  • Recent full-sky maps of the Galaxy from the Fermi Gamma-Ray Space Telescope have revealed a diffuse component of emission toward the Galactic center and extending up to roughly {+-}50{sup 0} in latitude. This Fermi 'haze' is the inverse Compton emission generated by the same electrons that generate the microwave synchrotron haze at Wilkinson Microwave Anisotropy Probe wavelengths. The gamma-ray haze has two distinct characteristics: the spectrum is significantly harder than emission elsewhere in the Galaxy and the morphology is elongated in latitude with respect to longitude with an axis ratio of {approx}2. If these electrons are generated through annihilations ofmore » dark matter (DM) particles in the Galactic halo, this morphology is difficult to realize with a standard spherical halo and isotropic cosmic-ray (CR) diffusion. However, we show that anisotropic diffusion along ordered magnetic field lines toward the center of the Galaxy coupled with a prolate DM halo can easily yield the required morphology without making unrealistic assumptions about diffusion parameters. Furthermore, a Sommerfeld enhancement to the self-annihilation cross-section of {approx}30 yields a good fit to the morphology, amplitude, and spectrum of both the gamma-ray and microwave haze. The model is also consistent with local CR measurements as well as cosmic microwave background constraints.« less
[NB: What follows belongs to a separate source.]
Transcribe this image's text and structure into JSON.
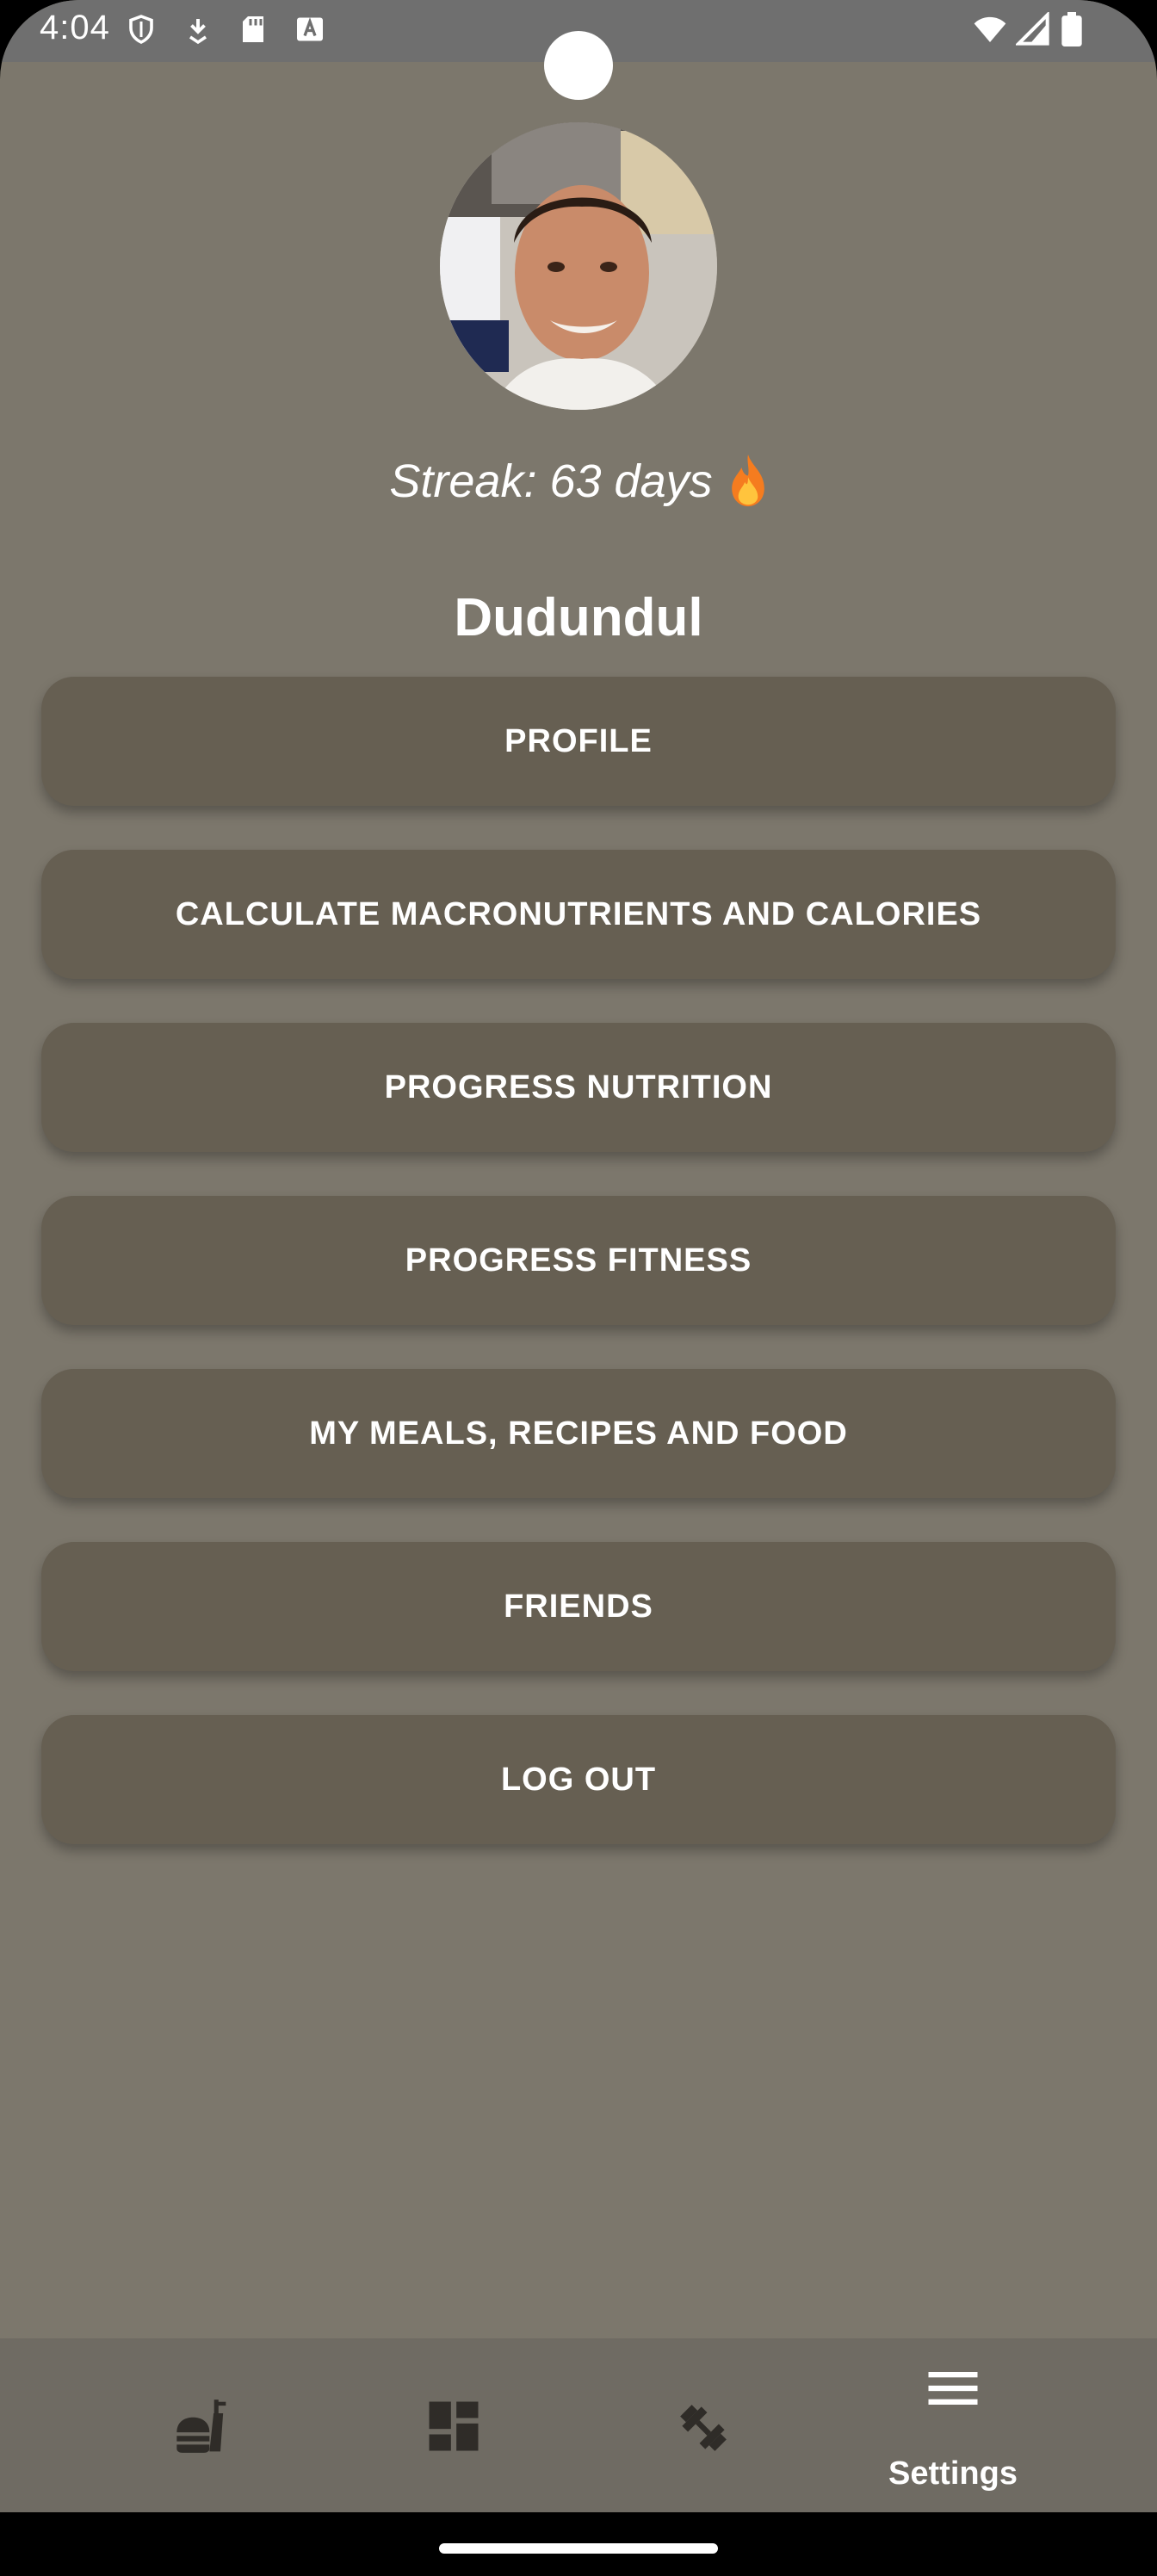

  • The era of indirect detection searches for dark matter has begun, with the sensitivities of gamma-ray detectors now approaching the parameter space relevant for weakly interacting massive particles. In particular, gamma ray lines would be smoking gun signatures of dark matter annihilation, although they are typically suppressed compared to the continuum. In this paper, we pay particular attention to the 1-loop continuum generated together with the gamma-ray lines and investigate under which conditions a dark matter model can naturally lead to a line signal that is relatively enhanced. We study generic classes of models in which DM is a fermionmore » that annihilates through an s-channel mediator which is either a vector or scalar and identify the coupling and mass conditions under which large line signals occur. We focus on the ''forbidden channel mechanism'' advocated a few years ago in the ''Higgs in space'' scenario for which tree level annihilation is kinematically forbidden today. Detailed calculations of all 1-loop annihilation channels are provided. We single out very simple models with a large line over continuum ratio and present general predictions for a large range of WIMP masses that are relevant not only for Fermi and Hess II but also for the next generation of telescopes such as CTA and Gamma-400. Constraints from the relic abundance, direct detection and collider bounds are also discussed.« less